All of the records that follow need to be copied word for word, without the pictures.

--- --- ---

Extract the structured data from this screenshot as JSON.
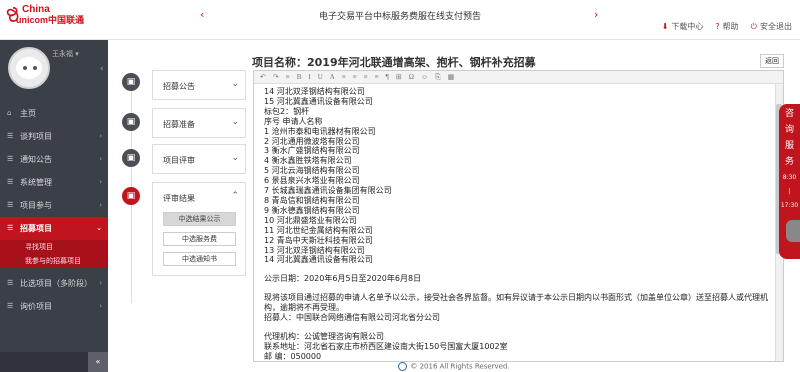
{
  "header": {
    "brand_top": "China",
    "brand_bottom": "unicom中国联通",
    "marquee_prev": "‹",
    "marquee_next": "›",
    "marquee_text": "电子交易平台中标服务费服在线支付预告",
    "links": [
      {
        "icon": "download-icon",
        "glyph": "⬇",
        "label": "下载中心"
      },
      {
        "icon": "help-icon",
        "glyph": "?",
        "label": "帮助"
      },
      {
        "icon": "logout-icon",
        "glyph": "⏻",
        "label": "安全退出"
      }
    ]
  },
  "sidebar": {
    "user_name": "王永福 ▾",
    "collapse": "‹",
    "items": [
      {
        "glyph": "⌂",
        "label": "主页",
        "arrow": "",
        "active": false
      },
      {
        "glyph": "☰",
        "label": "谈判项目",
        "arrow": "›",
        "active": false
      },
      {
        "glyph": "☰",
        "label": "通知公告",
        "arrow": "›",
        "active": false
      },
      {
        "glyph": "☰",
        "label": "系统管理",
        "arrow": "›",
        "active": false
      },
      {
        "glyph": "☰",
        "label": "项目参与",
        "arrow": "›",
        "active": false
      },
      {
        "glyph": "☰",
        "label": "招募项目",
        "arrow": "⌄",
        "active": true
      }
    ],
    "sub_items": [
      "寻找项目",
      "我参与的招募项目"
    ],
    "items_after": [
      {
        "glyph": "☰",
        "label": "比选项目（多阶段）",
        "arrow": "›"
      },
      {
        "glyph": "☰",
        "label": "询价项目",
        "arrow": "›"
      }
    ],
    "bottom_toggle": "«"
  },
  "steps": [
    {
      "label": "招募公告",
      "chevron": "⌄"
    },
    {
      "label": "招募准备",
      "chevron": "⌄"
    },
    {
      "label": "项目评审",
      "chevron": "⌄"
    },
    {
      "label": "评审结果",
      "chevron": "⌃",
      "buttons": [
        "中选结果公示",
        "中选服务费",
        "中选通知书"
      ]
    }
  ],
  "main": {
    "title": "项目名称：2019年河北联通增高架、抱杆、钢杆补充招募",
    "back": "返回",
    "toolbar": [
      "↶",
      "↷",
      "≡",
      "B",
      "I",
      "U",
      "A",
      "≡",
      "≡",
      "≡",
      "≡",
      "¶",
      "⊞",
      "Ω",
      "☺",
      "⎘",
      "▦"
    ],
    "lines_top": [
      "14 河北双泽钢结构有限公司",
      "15 河北冀鑫通讯设备有限公司",
      "标包2：钢杆",
      "序号  申请人名称",
      "1 沧州市泰和电讯器材有限公司",
      "2 河北通用微波塔有限公司",
      "3 衡水广盛钢结构有限公司",
      "4 衡水鑫胜铁塔有限公司",
      "5 河北云海钢结构有限公司",
      "6 景县泉兴水塔业有限公司",
      "7 长城鑫瑞鑫通讯设备集团有限公司",
      "8 青岛信和钢结构有限公司",
      "9 衡水德鑫钢结构有限公司",
      "10 河北鼎盛塔业有限公司",
      "11 河北世纪金属结构有限公司",
      "12 青岛中天斯壮科技有限公司",
      "13 河北双泽钢结构有限公司",
      "14 河北冀鑫通讯设备有限公司"
    ],
    "period": "公示日期：2020年6月5日至2020年6月8日",
    "notice": "现将该项目通过招募的申请人名单予以公示，接受社会各界监督。如有异议请于本公示日期内以书面形式（加盖单位公章）送至招募人或代理机构，逾期将不再受理。",
    "recruiter": "招募人：中国联合网络通信有限公司河北省分公司",
    "agency": "代理机构：公诚管理咨询有限公司",
    "address": "联系地址：河北省石家庄市桥西区建设南大街150号国富大厦1002室",
    "postcode": "邮    编：050000"
  },
  "consult": {
    "label": [
      "咨",
      "询",
      "服",
      "务"
    ],
    "time_start": "8:30",
    "time_sep": "|",
    "time_end": "17:30"
  },
  "footer": {
    "copyright": "© 2016 All Rights Reserved."
  },
  "colors": {
    "accent": "#c0141e",
    "sidebar": "#3b3f47"
  }
}
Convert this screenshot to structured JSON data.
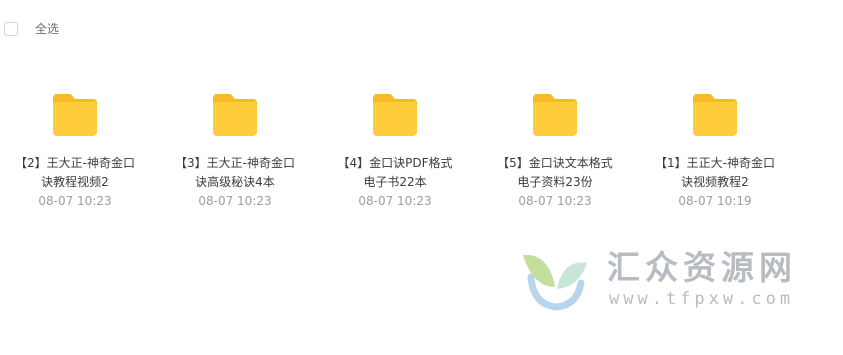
{
  "toolbar": {
    "select_all_label": "全选"
  },
  "files": [
    {
      "name": "【2】王大正-神奇金口诀教程视频2",
      "time": "08-07 10:23",
      "icon": "folder-icon"
    },
    {
      "name": "【3】王大正-神奇金口诀高级秘诀4本",
      "time": "08-07 10:23",
      "icon": "folder-icon"
    },
    {
      "name": "【4】金口诀PDF格式电子书22本",
      "time": "08-07 10:23",
      "icon": "folder-icon"
    },
    {
      "name": "【5】金口诀文本格式电子资料23份",
      "time": "08-07 10:23",
      "icon": "folder-icon"
    },
    {
      "name": "【1】王正大-神奇金口诀视频教程2",
      "time": "08-07 10:19",
      "icon": "folder-icon"
    }
  ],
  "watermark": {
    "title": "汇众资源网",
    "url": "www.tfpxw.com"
  },
  "colors": {
    "folder_body": "#ffcd3c",
    "folder_tab": "#f7b924",
    "time_text": "#9aa0a8",
    "watermark_text": "#b7bcc2"
  }
}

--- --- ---

■ Task response ■
Extract the structured data from this screenshot as JSON.
{
  "header": {
    "brand_top": "China",
    "brand_bottom": "unicom中国联通",
    "marquee_prev": "‹",
    "marquee_next": "›",
    "marquee_text": "电子交易平台中标服务费服在线支付预告",
    "links": [
      {
        "icon": "download-icon",
        "glyph": "⬇",
        "label": "下载中心"
      },
      {
        "icon": "help-icon",
        "glyph": "?",
        "label": "帮助"
      },
      {
        "icon": "logout-icon",
        "glyph": "⏻",
        "label": "安全退出"
      }
    ]
  },
  "sidebar": {
    "user_name": "王永福 ▾",
    "collapse": "‹",
    "items": [
      {
        "glyph": "⌂",
        "label": "主页",
        "arrow": "",
        "active": false
      },
      {
        "glyph": "☰",
        "label": "谈判项目",
        "arrow": "›",
        "active": false
      },
      {
        "glyph": "☰",
        "label": "通知公告",
        "arrow": "›",
        "active": false
      },
      {
        "glyph": "☰",
        "label": "系统管理",
        "arrow": "›",
        "active": false
      },
      {
        "glyph": "☰",
        "label": "项目参与",
        "arrow": "›",
        "active": false
      },
      {
        "glyph": "☰",
        "label": "招募项目",
        "arrow": "⌄",
        "active": true
      }
    ],
    "sub_items": [
      "寻找项目",
      "我参与的招募项目"
    ],
    "items_after": [
      {
        "glyph": "☰",
        "label": "比选项目（多阶段）",
        "arrow": "›"
      },
      {
        "glyph": "☰",
        "label": "询价项目",
        "arrow": "›"
      }
    ],
    "bottom_toggle": "«"
  },
  "steps": [
    {
      "label": "招募公告",
      "chevron": "⌄"
    },
    {
      "label": "招募准备",
      "chevron": "⌄"
    },
    {
      "label": "项目评审",
      "chevron": "⌄"
    },
    {
      "label": "评审结果",
      "chevron": "⌃",
      "buttons": [
        "中选结果公示",
        "中选服务费",
        "中选通知书"
      ]
    }
  ],
  "main": {
    "title": "项目名称：2019年河北联通增高架、抱杆、钢杆补充招募",
    "back": "返回",
    "toolbar": [
      "↶",
      "↷",
      "≡",
      "B",
      "I",
      "U",
      "A",
      "≡",
      "≡",
      "≡",
      "≡",
      "¶",
      "⊞",
      "Ω",
      "☺",
      "⎘",
      "▦"
    ],
    "lines_top": [
      "14 河北双泽钢结构有限公司",
      "15 河北冀鑫通讯设备有限公司",
      "标包2：钢杆",
      "序号  申请人名称",
      "1 沧州市泰和电讯器材有限公司",
      "2 河北通用微波塔有限公司",
      "3 衡水广盛钢结构有限公司",
      "4 衡水鑫胜铁塔有限公司",
      "5 河北云海钢结构有限公司",
      "6 景县泉兴水塔业有限公司",
      "7 长城鑫瑞鑫通讯设备集团有限公司",
      "8 青岛信和钢结构有限公司",
      "9 衡水德鑫钢结构有限公司",
      "10 河北鼎盛塔业有限公司",
      "11 河北世纪金属结构有限公司",
      "12 青岛中天斯壮科技有限公司",
      "13 河北双泽钢结构有限公司",
      "14 河北冀鑫通讯设备有限公司"
    ],
    "period": "公示日期：2020年6月5日至2020年6月8日",
    "notice": "现将该项目通过招募的申请人名单予以公示，接受社会各界监督。如有异议请于本公示日期内以书面形式（加盖单位公章）送至招募人或代理机构，逾期将不再受理。",
    "recruiter": "招募人：中国联合网络通信有限公司河北省分公司",
    "agency": "代理机构：公诚管理咨询有限公司",
    "address": "联系地址：河北省石家庄市桥西区建设南大街150号国富大厦1002室",
    "postcode": "邮    编：050000"
  },
  "consult": {
    "label": [
      "咨",
      "询",
      "服",
      "务"
    ],
    "time_start": "8:30",
    "time_sep": "|",
    "time_end": "17:30"
  },
  "footer": {
    "copyright": "© 2016 All Rights Reserved."
  },
  "colors": {
    "accent": "#c0141e",
    "sidebar": "#3b3f47"
  }
}
Convert this screenshot to structured JSON data.
{
  "toolbar": {
    "select_all_label": "全选"
  },
  "files": [
    {
      "name": "【2】王大正-神奇金口诀教程视频2",
      "time": "08-07 10:23",
      "icon": "folder-icon"
    },
    {
      "name": "【3】王大正-神奇金口诀高级秘诀4本",
      "time": "08-07 10:23",
      "icon": "folder-icon"
    },
    {
      "name": "【4】金口诀PDF格式电子书22本",
      "time": "08-07 10:23",
      "icon": "folder-icon"
    },
    {
      "name": "【5】金口诀文本格式电子资料23份",
      "time": "08-07 10:23",
      "icon": "folder-icon"
    },
    {
      "name": "【1】王正大-神奇金口诀视频教程2",
      "time": "08-07 10:19",
      "icon": "folder-icon"
    }
  ],
  "watermark": {
    "title": "汇众资源网",
    "url": "www.tfpxw.com"
  },
  "colors": {
    "folder_body": "#ffcd3c",
    "folder_tab": "#f7b924",
    "time_text": "#9aa0a8",
    "watermark_text": "#b7bcc2"
  }
}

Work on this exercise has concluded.